The Anti-Defamation League (ADL) expressed “shock and outrage” Monday over Saturday's Cophenhagen attacks which left two dead and five injured.
The League said the shootings against a synagogue and a controversial cartoonist in Denmark “should serve as another wake-up call to all of Europe” to the continued clear and present danger posed by individuals motivated by radical interpretations of Islam.
Killed in the attacks were Dan Uzan, 37, a member of the Copenhagen Jewish community who was guarding a celebration at a Jewish community building near the synagogue, and Finn Nørgaard, a filmmaker.
"We are deeply shocked and outraged by the coordinated terror attacks on a synagogue and an event to promote the exercise of free speech in Denmark," ADL National Director, Abraham Foxman, stated.
"This latest attack, apparently motivated by anti-Semitism and radical Islamic extremist ideology, is another assault on democracy and free society," he continued. "It should, and indeed it must, serve as another wake-up call to all of Europe."
"What kind of madness is this when a Jewish community cannot celebrate a bat mitzvah without fear of attack?"
"The attacks in Copenhagen are tragic reminders that Islamic extremists target Jews and democratic freedoms together," he added. "As with the recent terror attacks in Paris, once again we see that anti-Semitism is at the core of Islamic extremist ideology."
"This link has not been sufficiently understood throughout Europe, despite the Paris attacks."
"With Jews in the crosshairs, there is an urgent need for European leaders to act quickly and effectively to ensure their safety," he concluded.

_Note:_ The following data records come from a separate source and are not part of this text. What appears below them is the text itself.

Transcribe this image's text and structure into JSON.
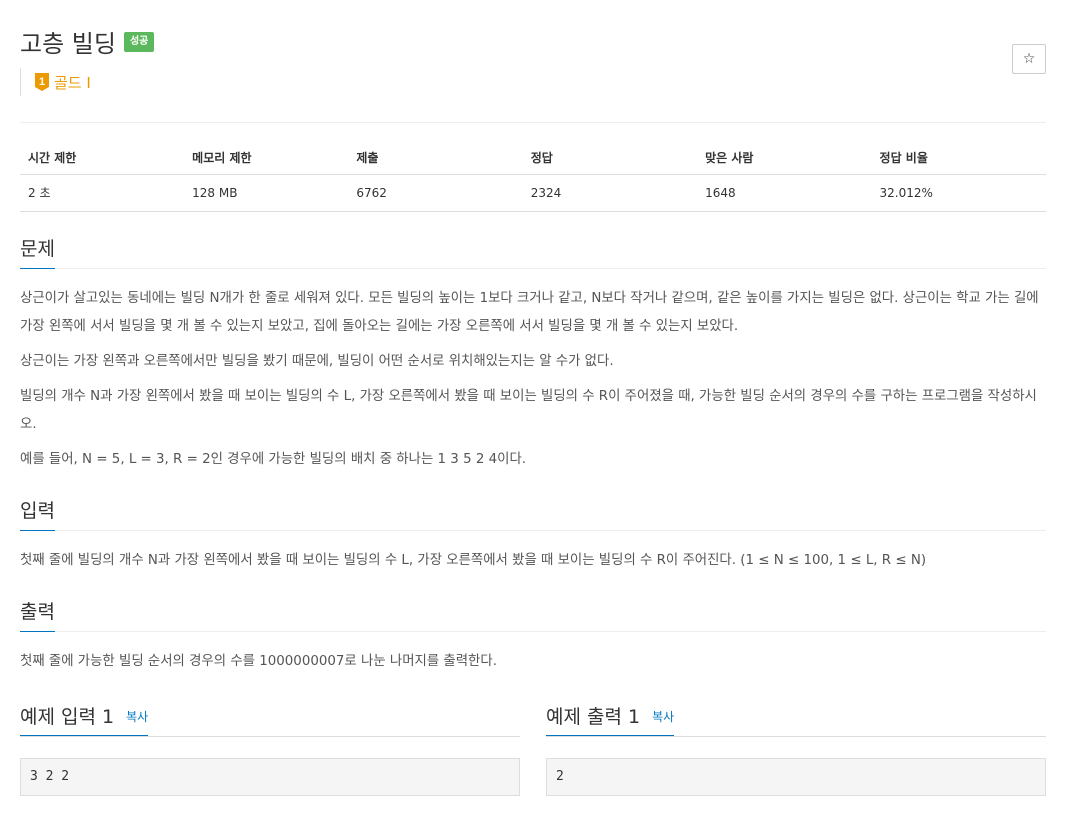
{
  "problem": {
    "title": "고층 빌딩",
    "status_badge": "성공",
    "tier_label": "골드 I",
    "tier_number": "1",
    "star_icon": "☆",
    "tier_color": "#ec9a00"
  },
  "info_table": {
    "headers": [
      "시간 제한",
      "메모리 제한",
      "제출",
      "정답",
      "맞은 사람",
      "정답 비율"
    ],
    "values": [
      "2 초",
      "128 MB",
      "6762",
      "2324",
      "1648",
      "32.012%"
    ]
  },
  "sections": {
    "description": {
      "title": "문제",
      "paragraphs": [
        "상근이가 살고있는 동네에는 빌딩 N개가 한 줄로 세워져 있다. 모든 빌딩의 높이는 1보다 크거나 같고, N보다 작거나 같으며, 같은 높이를 가지는 빌딩은 없다. 상근이는 학교 가는 길에 가장 왼쪽에 서서 빌딩을 몇 개 볼 수 있는지 보았고, 집에 돌아오는 길에는 가장 오른쪽에 서서 빌딩을 몇 개 볼 수 있는지 보았다.",
        "상근이는 가장 왼쪽과 오른쪽에서만 빌딩을 봤기 때문에, 빌딩이 어떤 순서로 위치해있는지는 알 수가 없다.",
        "빌딩의 개수 N과 가장 왼쪽에서 봤을 때 보이는 빌딩의 수 L, 가장 오른쪽에서 봤을 때 보이는 빌딩의 수 R이 주어졌을 때, 가능한 빌딩 순서의 경우의 수를 구하는 프로그램을 작성하시오.",
        "예를 들어, N = 5, L = 3, R = 2인 경우에 가능한 빌딩의 배치 중 하나는 1 3 5 2 4이다."
      ]
    },
    "input": {
      "title": "입력",
      "paragraphs": [
        "첫째 줄에 빌딩의 개수 N과 가장 왼쪽에서 봤을 때 보이는 빌딩의 수 L, 가장 오른쪽에서 봤을 때 보이는 빌딩의 수 R이 주어진다. (1 ≤ N ≤ 100, 1 ≤ L, R ≤ N)"
      ]
    },
    "output": {
      "title": "출력",
      "paragraphs": [
        "첫째 줄에 가능한 빌딩 순서의 경우의 수를 1000000007로 나눈 나머지를 출력한다."
      ]
    }
  },
  "samples": {
    "input": {
      "title": "예제 입력 1",
      "copy_label": "복사",
      "content": "3 2 2"
    },
    "output": {
      "title": "예제 출력 1",
      "copy_label": "복사",
      "content": "2"
    }
  }
}
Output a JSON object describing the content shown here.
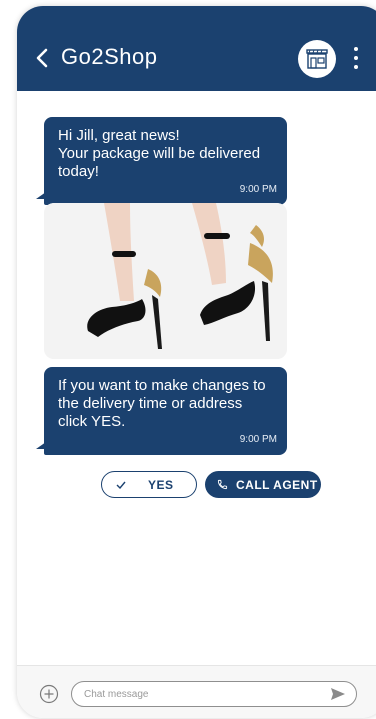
{
  "header": {
    "title": "Go2Shop",
    "icons": {
      "back": "chevron-left-icon",
      "avatar": "store-icon",
      "menu": "more-vertical-icon"
    }
  },
  "messages": [
    {
      "text": "Hi Jill, great news!\nYour package will be delivered today!",
      "time": "9:00 PM"
    },
    {
      "image": "black-heeled-sandals-photo"
    },
    {
      "text": "If you want to make changes to the delivery time or address click YES.",
      "time": "9:00 PM"
    }
  ],
  "suggestions": [
    {
      "label": "YES",
      "icon": "check-icon"
    },
    {
      "label": "CALL AGENT",
      "icon": "phone-icon"
    }
  ],
  "composer": {
    "placeholder": "Chat message",
    "icons": {
      "add": "add-circle-icon",
      "send": "send-icon"
    }
  },
  "colors": {
    "brand": "#1b416f",
    "bubble_text": "#ffffff",
    "background": "#ffffff"
  }
}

A recent ADL poll in Denmark found relatively low levels of anti-Semitic attitudes among the general population. Only 9% of adults in Denmark harbor anti-Semitic attitudes, according to the poll – among the lowest in the West and roughly the same percentage found in the US.